Lemieux also expects the Penguins, the NHL's worst team during the 2003-04 season, to be markedly improved under the NHL's new economic system. The Penguins are all but certain to have more salary cap room than any other team -- they have only about $10 million committed in 2005-06 salaries -- and Lemieux expects them to add several upper-tier free agents once the deal is completed.
"With the gap [in NHL payrolls] not being what it was before, we'll have a better chance to compete every year," he said. "With the new owners coming in, spending more money on payroll and finding the right free agents, I think we're well positioned. ... We're going to change the face of this team."
But nobody wins. Especially not the fans!
The NHL committed hari-kari...
Lemieux inadvertently disparaged the NHL game which we fans already know is not that enjoyable to watch.
My suggestion to the NHL to increase interest and attendance at games: repeal the mandatory helmet rule.
Hockey is better, and more fun to watch, when it's played without all of the grabbing and holding. He's always been a big advocate of the European style of hockey. Speed and skill over bump and grind.
And in many respects, the (too) rapid expansion of the NHL hurt, in that it diluted the product.
"""Hockey's TV ratings during the 2002 Salt Lake City Olympics were its highest in the United States since the 1980 U.S. Olympic Miracle on Ice team and were many times greater than Stanley Cup playoff games draw.
Lemieux said. "It was a great experience to play in the Olympics, a totally different game and a different pace, and I really enjoyed it."""

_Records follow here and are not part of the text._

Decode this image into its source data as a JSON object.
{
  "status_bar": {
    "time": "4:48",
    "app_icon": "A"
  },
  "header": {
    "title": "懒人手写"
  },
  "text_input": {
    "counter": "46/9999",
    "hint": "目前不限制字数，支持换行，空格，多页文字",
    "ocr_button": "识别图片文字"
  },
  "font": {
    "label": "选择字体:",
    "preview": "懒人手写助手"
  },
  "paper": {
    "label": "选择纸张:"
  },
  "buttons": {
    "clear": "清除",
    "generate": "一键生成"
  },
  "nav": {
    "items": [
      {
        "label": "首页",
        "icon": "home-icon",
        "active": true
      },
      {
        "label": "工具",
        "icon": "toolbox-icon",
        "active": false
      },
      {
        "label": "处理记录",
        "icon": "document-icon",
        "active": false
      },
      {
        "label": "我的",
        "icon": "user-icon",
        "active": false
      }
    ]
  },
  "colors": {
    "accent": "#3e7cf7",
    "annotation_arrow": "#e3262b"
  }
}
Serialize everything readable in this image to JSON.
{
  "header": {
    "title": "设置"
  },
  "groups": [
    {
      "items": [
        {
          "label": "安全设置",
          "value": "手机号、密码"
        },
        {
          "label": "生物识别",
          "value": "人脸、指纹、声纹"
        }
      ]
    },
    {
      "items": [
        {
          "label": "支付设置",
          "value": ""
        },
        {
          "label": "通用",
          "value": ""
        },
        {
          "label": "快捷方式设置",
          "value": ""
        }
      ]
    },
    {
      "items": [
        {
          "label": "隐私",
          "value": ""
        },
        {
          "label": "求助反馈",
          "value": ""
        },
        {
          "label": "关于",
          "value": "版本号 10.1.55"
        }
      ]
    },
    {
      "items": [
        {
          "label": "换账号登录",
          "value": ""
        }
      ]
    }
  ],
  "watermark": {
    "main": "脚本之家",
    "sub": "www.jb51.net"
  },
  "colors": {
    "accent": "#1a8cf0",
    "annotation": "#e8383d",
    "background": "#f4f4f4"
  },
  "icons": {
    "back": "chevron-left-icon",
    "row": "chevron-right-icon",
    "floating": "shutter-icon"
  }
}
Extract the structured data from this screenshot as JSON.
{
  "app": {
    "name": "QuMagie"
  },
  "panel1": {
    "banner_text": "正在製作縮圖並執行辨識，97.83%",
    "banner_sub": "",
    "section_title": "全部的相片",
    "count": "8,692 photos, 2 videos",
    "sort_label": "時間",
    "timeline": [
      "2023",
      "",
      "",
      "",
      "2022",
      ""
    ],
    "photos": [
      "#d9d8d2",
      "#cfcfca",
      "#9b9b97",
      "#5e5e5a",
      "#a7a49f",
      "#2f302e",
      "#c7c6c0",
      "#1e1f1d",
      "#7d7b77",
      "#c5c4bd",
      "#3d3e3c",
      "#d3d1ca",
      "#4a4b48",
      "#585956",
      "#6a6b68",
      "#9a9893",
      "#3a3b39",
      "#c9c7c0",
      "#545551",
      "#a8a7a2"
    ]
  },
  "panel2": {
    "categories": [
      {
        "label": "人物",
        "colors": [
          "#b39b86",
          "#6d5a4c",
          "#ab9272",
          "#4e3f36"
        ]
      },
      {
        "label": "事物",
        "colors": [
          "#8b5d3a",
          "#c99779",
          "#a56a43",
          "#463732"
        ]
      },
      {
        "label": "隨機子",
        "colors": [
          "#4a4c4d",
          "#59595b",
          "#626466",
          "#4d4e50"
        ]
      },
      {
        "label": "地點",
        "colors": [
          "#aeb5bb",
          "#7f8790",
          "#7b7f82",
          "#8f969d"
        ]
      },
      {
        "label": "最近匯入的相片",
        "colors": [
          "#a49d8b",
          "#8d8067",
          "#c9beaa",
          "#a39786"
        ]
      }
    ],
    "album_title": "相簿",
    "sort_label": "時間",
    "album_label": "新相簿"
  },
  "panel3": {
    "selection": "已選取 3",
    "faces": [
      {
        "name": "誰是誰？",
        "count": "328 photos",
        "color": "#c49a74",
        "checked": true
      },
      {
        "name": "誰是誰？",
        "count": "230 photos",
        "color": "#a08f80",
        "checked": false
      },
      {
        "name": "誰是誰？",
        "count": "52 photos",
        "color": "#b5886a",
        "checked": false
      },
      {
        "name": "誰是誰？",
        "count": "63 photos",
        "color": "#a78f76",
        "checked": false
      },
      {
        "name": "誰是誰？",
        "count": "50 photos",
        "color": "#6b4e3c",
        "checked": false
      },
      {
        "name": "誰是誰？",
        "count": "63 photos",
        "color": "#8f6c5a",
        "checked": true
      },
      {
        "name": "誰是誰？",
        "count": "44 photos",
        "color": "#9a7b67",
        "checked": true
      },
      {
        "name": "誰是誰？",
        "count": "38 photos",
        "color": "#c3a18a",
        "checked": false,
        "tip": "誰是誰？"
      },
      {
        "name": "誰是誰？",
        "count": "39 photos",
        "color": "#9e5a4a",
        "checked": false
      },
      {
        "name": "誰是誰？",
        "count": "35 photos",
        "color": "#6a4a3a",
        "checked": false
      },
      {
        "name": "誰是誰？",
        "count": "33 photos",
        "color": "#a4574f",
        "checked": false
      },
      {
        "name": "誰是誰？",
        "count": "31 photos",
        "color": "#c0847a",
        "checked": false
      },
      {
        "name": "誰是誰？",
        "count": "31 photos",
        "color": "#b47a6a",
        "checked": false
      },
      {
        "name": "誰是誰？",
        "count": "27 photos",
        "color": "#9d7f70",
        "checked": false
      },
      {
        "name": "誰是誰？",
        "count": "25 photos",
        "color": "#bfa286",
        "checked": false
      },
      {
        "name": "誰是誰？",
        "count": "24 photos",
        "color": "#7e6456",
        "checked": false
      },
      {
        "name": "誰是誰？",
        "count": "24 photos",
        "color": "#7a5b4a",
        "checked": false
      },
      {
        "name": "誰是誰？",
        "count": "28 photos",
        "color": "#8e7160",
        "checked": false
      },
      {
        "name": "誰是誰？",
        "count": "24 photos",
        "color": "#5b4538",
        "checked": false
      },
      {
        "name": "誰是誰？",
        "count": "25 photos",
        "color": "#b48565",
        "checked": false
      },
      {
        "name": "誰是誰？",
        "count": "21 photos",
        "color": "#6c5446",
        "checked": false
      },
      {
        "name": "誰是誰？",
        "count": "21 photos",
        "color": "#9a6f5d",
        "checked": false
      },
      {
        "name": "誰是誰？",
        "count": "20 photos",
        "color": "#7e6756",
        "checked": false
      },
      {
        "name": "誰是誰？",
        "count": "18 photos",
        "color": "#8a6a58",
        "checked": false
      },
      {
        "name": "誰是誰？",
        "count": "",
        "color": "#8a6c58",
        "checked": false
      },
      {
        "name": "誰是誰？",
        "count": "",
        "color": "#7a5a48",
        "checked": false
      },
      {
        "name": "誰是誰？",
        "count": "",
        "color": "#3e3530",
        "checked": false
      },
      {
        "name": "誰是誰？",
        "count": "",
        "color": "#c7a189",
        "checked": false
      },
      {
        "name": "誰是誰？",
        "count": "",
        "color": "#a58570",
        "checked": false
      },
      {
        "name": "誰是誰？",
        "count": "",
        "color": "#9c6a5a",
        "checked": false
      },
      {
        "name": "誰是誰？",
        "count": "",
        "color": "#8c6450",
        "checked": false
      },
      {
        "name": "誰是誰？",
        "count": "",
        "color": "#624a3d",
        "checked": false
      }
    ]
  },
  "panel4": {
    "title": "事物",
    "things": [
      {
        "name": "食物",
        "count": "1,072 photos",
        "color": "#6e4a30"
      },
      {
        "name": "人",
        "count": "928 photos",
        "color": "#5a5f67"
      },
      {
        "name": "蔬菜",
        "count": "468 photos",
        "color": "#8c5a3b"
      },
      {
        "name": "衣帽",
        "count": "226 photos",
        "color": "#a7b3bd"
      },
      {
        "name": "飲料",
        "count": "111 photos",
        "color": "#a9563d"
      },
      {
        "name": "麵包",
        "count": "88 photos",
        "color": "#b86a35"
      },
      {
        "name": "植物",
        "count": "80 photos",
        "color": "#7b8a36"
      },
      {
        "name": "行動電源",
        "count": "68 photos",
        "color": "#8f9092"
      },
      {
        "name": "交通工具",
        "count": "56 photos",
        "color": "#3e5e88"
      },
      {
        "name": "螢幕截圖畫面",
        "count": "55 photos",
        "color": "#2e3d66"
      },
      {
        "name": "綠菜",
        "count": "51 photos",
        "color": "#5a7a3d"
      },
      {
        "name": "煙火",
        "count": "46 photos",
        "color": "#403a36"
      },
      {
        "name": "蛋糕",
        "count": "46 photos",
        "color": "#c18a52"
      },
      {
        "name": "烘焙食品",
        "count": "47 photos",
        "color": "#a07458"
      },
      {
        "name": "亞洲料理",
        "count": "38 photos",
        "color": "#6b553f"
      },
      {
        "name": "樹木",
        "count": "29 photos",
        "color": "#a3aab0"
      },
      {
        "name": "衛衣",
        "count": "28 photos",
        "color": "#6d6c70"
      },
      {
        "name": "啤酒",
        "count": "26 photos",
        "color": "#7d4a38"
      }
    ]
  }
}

They could have done human interest pieces on players, while promoting that players' team and the NHL in general.
Get people interested in the players lives and use that to get people interested in the game.
"The Olympics would have been a perfect oppourtunity for the NHL to get the attention of the non-hockey fan...Get people interested in the players lives and use that to get people interested in the game"
I don`t think the issue is non-hockey fans getting to know the players. The issue is Olympic hockey is just better to watch because of the differences in the rules and the flow of the game.
Olympic hockey moves better, there`s less clutching and grabbing, which opens the ice up for free flowing play. There are other differences as well, but in the end the Olympic game is just better to watch.
I know whenever I watch Olympic hockey, there are always things I would love to see adopted by the NHL. The NHL game just got too congested. Too much hitting, grabbing, and poking and not enough passing and shooting.
Even the rule changes they have adopted to open up the game haven`t worked because the refs don`t enforce them , or are not consistant with them, in many cases. Kind of like the ever changing stike zone in baseball, but that is another issue all together.
Exactly! Well said!
Now the question is, will they do something to correct the problem?
"Now the question is, will they do something to correct the problem?
From what they have offered recently....the answer is a definite NO.